I just came back from the COSN delegation meeting, where I presented research (quantitative and qualitative data) on 1:1 initiatives in Europe from European Schoolnet (EUN). This was a good opportunity to confront some of the European lessons learnt with the U.S. perspective on 1:1 initiatives.
The number of 1:1 initiatives in the U.S. is high and many initiatives have a long history (e.g. starting in 2000 such as the Maine Learning technology initiative involving a very high number of students and schools (e.g. more than 50 000 devices for around 300 schools in Maine). Experiences are widespread and implementers can draw from long lasting experiences. There seem to be common challenges that concern all of us. The first one is that each ICT initiative should start with a “Why” Why are we doing this in our school? What are the underlying objectives? Once this is clarified it will be easier to plan for the “How” and get every stakeholder involved- a second challenge. In this process of design it is not always easy to align intentions from school leaders, researchers, industry or parents, therefore an ongoing dialogue is needed.
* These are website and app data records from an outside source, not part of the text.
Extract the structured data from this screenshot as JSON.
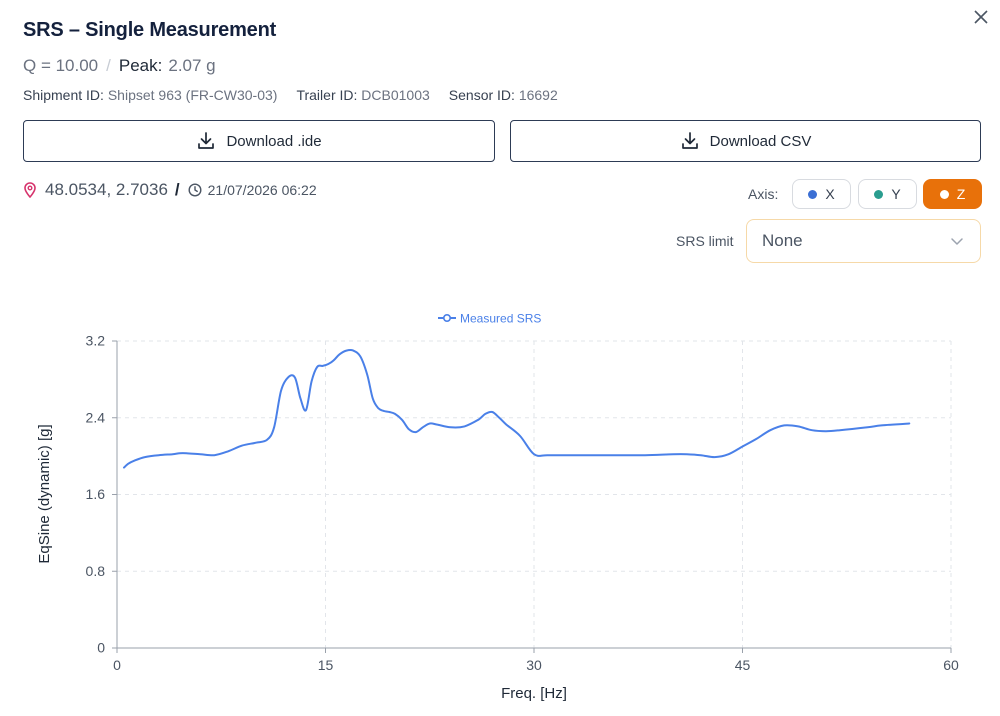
{
  "dialog": {
    "title": "SRS – Single Measurement",
    "q_text": "Q = 10.00",
    "separator": "/",
    "peak_label": "Peak:",
    "peak_value": "2.07 g"
  },
  "ids": {
    "shipment_label": "Shipment ID:",
    "shipment_value": "Shipset 963 (FR-CW30-03)",
    "trailer_label": "Trailer ID:",
    "trailer_value": "DCB01003",
    "sensor_label": "Sensor ID:",
    "sensor_value": "16692"
  },
  "buttons": {
    "download_ide": "Download .ide",
    "download_csv": "Download CSV"
  },
  "location": {
    "coords": "48.0534, 2.7036",
    "slash": "/",
    "timestamp": "21/07/2026 06:22"
  },
  "axis": {
    "label": "Axis:",
    "options": [
      {
        "label": "X",
        "color": "#3b6fd4",
        "selected": false
      },
      {
        "label": "Y",
        "color": "#2a9d8f",
        "selected": false
      },
      {
        "label": "Z",
        "color": "#ffffff",
        "selected": true
      }
    ],
    "selected_color": "#e8710a"
  },
  "srs_limit": {
    "label": "SRS limit",
    "selected": "None"
  },
  "chart_data": {
    "type": "line",
    "legend": "Measured SRS",
    "legend_position": "top-center",
    "xlabel": "Freq. [Hz]",
    "ylabel": "EqSine (dynamic) [g]",
    "xlim": [
      0,
      60
    ],
    "ylim": [
      0,
      3.2
    ],
    "xticks": [
      0,
      15,
      30,
      45,
      60
    ],
    "yticks": [
      0,
      0.8,
      1.6,
      2.4,
      3.2
    ],
    "grid": true,
    "color": "#4a80e8",
    "series": [
      {
        "name": "Measured SRS",
        "x": [
          0.5,
          0.8,
          1.2,
          2,
          3,
          4,
          4.5,
          5,
          6,
          7,
          8,
          9,
          10,
          10.8,
          11.3,
          11.8,
          12.3,
          12.8,
          13.2,
          13.6,
          14.0,
          14.4,
          14.8,
          15.2,
          15.6,
          16.0,
          16.5,
          17.0,
          17.5,
          18.0,
          18.4,
          18.8,
          19.2,
          19.6,
          20.0,
          20.5,
          21.0,
          21.5,
          22.0,
          22.5,
          23.0,
          24.0,
          25.0,
          26.0,
          26.5,
          27.0,
          27.5,
          28.0,
          29.0,
          30.0,
          31.0,
          33.0,
          36.0,
          38.0,
          40.0,
          41.0,
          42.0,
          43.0,
          44.0,
          45.0,
          46.0,
          47.0,
          48.0,
          49.0,
          50.0,
          51.0,
          52.0,
          54.0,
          55.0,
          57.0
        ],
        "y": [
          1.88,
          1.92,
          1.95,
          1.99,
          2.01,
          2.02,
          2.03,
          2.03,
          2.02,
          2.01,
          2.05,
          2.11,
          2.14,
          2.17,
          2.3,
          2.68,
          2.82,
          2.82,
          2.6,
          2.48,
          2.78,
          2.93,
          2.94,
          2.96,
          3.0,
          3.06,
          3.1,
          3.1,
          3.04,
          2.85,
          2.6,
          2.5,
          2.47,
          2.46,
          2.44,
          2.38,
          2.28,
          2.25,
          2.3,
          2.34,
          2.33,
          2.3,
          2.31,
          2.38,
          2.44,
          2.46,
          2.4,
          2.33,
          2.21,
          2.02,
          2.01,
          2.01,
          2.01,
          2.01,
          2.02,
          2.02,
          2.01,
          1.99,
          2.02,
          2.1,
          2.18,
          2.27,
          2.32,
          2.31,
          2.27,
          2.26,
          2.27,
          2.3,
          2.32,
          2.34
        ]
      }
    ]
  }
}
Whilst there was common consensus that it is not about the technology (but the pedagogy), it was also interesting to hear from Stéphan Vincent Lancrin (OECD) that a technology push as it was done with supplying schools with interactive whiteboards in Italy as part of the digital plan for schools aimed to act as a catalyst for innovation. Some school district leaders in the U.S. have also opted to push technology and convince their teachers to use it for the sake of their students’ learning (e.g. for the acquisition of 21st century skills). Technology disruption can be a powerful tool in that sense if combined with leadership and professional development.
A striking issue was that broadband which is provided by school districts, is still a major issue in the U.S. There is a broadband goal of 100Mbps of Internet access per 1,000 students and 43 percent of districts said none of their schools meet the target today. This will not be solved by providing wireless via a local backbone to schools as Keith Krüger highlights. On average in the EU, 9 out of ten students are in schools with broadband, at most commonly between 2 and 30mbps.
Despite connectivity issues, one of the most common issue the U.S. and Europe face is the mainstreaming and upscaling of innovation and successful technology integration. EUN is developing strategies in this area specifically with the iTEC project, which has issued a series of recommendations for mainstreaming the results of innovative ICT rich school pilots across national education systems throughout Europe.
Steve Vosloo, offered a global view on mobile learning and highlighted that UNESCO pursues a long term strategy with mobile learning initiatives and provides policy recommendations in this area but also toolkits for teachers (to be expected next year). There are an estimated 6 billion mobile subscriptions worldwide, 3.2 billion mobile phone subscribers. How mobile phones can be used in school education is certainly one of the next waves to watch.
Some links to studies and projects mentioned above from European Schoolnet:
Survey of schools: ICT in education:
Overview and analysis of 1:1 learning initiatives/practical guidelines for schools:
Future classroom lab:
Creative Classrooms Lab (1:1 tablet initiatives in schools)